EXERCISE MATERIAL ▸
++++++++++
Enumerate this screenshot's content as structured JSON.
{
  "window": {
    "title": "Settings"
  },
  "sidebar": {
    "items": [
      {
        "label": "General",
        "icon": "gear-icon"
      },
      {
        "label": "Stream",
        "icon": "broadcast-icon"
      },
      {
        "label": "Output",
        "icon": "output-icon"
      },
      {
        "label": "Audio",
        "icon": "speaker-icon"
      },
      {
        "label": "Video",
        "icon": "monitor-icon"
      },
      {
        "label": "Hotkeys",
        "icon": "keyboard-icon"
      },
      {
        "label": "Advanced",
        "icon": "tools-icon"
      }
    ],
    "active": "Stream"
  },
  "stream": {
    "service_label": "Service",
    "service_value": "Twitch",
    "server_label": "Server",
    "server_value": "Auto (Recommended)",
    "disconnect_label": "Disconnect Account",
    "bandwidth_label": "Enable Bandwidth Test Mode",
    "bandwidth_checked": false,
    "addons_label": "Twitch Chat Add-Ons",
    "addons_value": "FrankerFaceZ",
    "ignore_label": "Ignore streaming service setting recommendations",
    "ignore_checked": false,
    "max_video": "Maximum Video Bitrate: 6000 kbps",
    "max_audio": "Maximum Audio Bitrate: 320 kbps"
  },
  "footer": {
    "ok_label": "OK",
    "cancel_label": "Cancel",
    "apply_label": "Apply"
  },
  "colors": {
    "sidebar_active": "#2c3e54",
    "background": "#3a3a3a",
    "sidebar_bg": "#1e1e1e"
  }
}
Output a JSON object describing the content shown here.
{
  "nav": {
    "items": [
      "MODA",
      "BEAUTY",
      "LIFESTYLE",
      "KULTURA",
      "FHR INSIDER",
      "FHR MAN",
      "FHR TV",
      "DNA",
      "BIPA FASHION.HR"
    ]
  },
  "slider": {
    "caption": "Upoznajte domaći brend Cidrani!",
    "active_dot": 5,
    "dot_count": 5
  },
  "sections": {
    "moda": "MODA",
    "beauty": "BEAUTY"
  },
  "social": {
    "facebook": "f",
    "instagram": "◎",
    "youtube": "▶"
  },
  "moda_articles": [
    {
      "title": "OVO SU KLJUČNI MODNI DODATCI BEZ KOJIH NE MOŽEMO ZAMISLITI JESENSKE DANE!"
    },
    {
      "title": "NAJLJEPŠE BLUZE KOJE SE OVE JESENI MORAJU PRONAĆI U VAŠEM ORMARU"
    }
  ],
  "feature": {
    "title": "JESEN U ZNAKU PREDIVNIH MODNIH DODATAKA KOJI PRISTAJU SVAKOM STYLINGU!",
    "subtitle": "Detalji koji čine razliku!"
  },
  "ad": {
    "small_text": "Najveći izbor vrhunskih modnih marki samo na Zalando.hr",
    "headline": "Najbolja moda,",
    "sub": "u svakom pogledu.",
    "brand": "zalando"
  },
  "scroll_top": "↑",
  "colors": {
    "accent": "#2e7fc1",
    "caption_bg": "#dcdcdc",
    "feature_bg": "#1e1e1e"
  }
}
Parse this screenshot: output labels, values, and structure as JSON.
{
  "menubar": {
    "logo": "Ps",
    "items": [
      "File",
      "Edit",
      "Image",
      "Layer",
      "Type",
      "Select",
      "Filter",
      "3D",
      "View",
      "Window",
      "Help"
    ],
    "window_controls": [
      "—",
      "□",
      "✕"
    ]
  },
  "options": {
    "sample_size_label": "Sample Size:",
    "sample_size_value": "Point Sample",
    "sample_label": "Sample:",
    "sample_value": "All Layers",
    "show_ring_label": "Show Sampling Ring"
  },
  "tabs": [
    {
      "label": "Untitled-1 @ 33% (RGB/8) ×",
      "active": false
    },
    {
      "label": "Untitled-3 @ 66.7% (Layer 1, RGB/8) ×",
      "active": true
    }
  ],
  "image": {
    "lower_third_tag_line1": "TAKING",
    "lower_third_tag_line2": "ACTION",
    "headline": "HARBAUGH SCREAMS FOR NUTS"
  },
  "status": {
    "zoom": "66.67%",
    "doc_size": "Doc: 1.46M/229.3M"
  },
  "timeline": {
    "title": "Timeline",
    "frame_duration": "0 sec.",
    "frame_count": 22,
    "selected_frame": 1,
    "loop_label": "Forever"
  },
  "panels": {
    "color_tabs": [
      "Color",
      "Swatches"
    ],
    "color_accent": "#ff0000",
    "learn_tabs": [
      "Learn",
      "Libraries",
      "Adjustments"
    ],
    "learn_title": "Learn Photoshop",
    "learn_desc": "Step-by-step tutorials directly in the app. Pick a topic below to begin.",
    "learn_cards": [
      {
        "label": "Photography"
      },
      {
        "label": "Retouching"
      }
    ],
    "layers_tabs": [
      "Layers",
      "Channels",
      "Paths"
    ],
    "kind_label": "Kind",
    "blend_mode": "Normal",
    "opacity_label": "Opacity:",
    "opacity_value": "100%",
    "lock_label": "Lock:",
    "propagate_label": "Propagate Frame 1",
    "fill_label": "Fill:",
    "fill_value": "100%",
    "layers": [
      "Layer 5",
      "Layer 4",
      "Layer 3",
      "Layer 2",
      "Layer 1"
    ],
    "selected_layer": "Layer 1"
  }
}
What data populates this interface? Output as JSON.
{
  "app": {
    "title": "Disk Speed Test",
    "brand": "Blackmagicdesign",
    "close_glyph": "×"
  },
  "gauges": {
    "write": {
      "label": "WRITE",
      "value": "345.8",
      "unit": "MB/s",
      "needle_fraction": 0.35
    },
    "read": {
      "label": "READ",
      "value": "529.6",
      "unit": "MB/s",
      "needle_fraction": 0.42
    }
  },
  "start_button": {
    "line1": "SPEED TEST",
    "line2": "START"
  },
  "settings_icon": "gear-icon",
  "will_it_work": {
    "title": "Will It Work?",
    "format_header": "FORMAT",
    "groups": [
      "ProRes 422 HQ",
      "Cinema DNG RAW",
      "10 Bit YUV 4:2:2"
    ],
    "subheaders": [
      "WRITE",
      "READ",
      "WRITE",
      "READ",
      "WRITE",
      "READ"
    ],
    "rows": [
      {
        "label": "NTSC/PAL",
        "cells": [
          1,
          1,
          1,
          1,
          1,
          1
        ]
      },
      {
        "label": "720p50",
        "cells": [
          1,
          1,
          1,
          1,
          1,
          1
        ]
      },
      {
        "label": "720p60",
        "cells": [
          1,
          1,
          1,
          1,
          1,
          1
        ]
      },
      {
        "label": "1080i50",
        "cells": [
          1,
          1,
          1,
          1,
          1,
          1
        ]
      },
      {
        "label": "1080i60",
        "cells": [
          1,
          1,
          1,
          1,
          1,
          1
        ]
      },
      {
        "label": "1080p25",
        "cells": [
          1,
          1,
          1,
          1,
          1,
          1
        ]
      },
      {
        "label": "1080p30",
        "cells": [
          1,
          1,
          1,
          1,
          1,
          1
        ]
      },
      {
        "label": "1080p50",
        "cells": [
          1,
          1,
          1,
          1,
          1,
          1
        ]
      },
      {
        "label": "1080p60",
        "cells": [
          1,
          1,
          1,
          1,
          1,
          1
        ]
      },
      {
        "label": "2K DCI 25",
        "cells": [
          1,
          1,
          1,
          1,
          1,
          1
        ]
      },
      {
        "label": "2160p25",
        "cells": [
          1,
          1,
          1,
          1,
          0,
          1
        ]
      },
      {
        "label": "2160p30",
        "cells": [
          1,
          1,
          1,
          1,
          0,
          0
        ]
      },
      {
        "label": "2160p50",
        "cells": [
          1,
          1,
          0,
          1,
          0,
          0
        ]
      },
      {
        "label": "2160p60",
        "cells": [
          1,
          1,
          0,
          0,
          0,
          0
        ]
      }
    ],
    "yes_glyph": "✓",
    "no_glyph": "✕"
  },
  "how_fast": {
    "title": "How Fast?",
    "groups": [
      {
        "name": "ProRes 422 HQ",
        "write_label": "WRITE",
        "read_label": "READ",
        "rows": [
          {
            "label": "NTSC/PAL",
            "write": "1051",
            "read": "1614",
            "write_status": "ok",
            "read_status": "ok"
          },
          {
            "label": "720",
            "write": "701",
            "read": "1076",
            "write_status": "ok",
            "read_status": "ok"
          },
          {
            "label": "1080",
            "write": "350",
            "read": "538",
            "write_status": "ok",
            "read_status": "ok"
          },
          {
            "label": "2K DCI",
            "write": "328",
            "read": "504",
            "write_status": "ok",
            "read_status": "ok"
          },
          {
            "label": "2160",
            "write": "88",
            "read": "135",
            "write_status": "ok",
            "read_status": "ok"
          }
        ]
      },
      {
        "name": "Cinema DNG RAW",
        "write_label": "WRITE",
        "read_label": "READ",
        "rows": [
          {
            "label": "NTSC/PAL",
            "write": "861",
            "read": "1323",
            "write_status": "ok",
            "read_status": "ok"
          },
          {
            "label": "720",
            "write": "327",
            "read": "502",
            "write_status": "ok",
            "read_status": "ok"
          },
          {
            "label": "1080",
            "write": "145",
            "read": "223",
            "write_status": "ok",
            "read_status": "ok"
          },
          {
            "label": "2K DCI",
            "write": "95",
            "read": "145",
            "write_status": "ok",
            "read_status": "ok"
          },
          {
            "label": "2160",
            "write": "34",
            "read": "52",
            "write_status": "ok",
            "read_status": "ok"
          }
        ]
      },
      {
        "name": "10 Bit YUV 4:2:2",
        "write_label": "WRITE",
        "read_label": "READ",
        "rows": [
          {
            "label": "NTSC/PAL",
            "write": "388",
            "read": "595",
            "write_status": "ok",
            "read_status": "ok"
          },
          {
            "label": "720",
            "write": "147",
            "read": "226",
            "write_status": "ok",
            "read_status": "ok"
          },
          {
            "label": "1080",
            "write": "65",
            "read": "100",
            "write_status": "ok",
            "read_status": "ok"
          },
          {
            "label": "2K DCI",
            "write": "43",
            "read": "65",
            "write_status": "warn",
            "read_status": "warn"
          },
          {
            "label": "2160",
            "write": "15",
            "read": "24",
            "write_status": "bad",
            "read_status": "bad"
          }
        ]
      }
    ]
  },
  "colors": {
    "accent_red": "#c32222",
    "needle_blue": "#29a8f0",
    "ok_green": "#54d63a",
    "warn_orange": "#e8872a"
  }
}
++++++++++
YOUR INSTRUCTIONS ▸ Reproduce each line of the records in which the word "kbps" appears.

ANSWER TO THIS PROBLEM ▸
    "max_video": "Maximum Video Bitrate: 6000 kbps",
    "max_audio": "Maximum Audio Bitrate: 320 kbps"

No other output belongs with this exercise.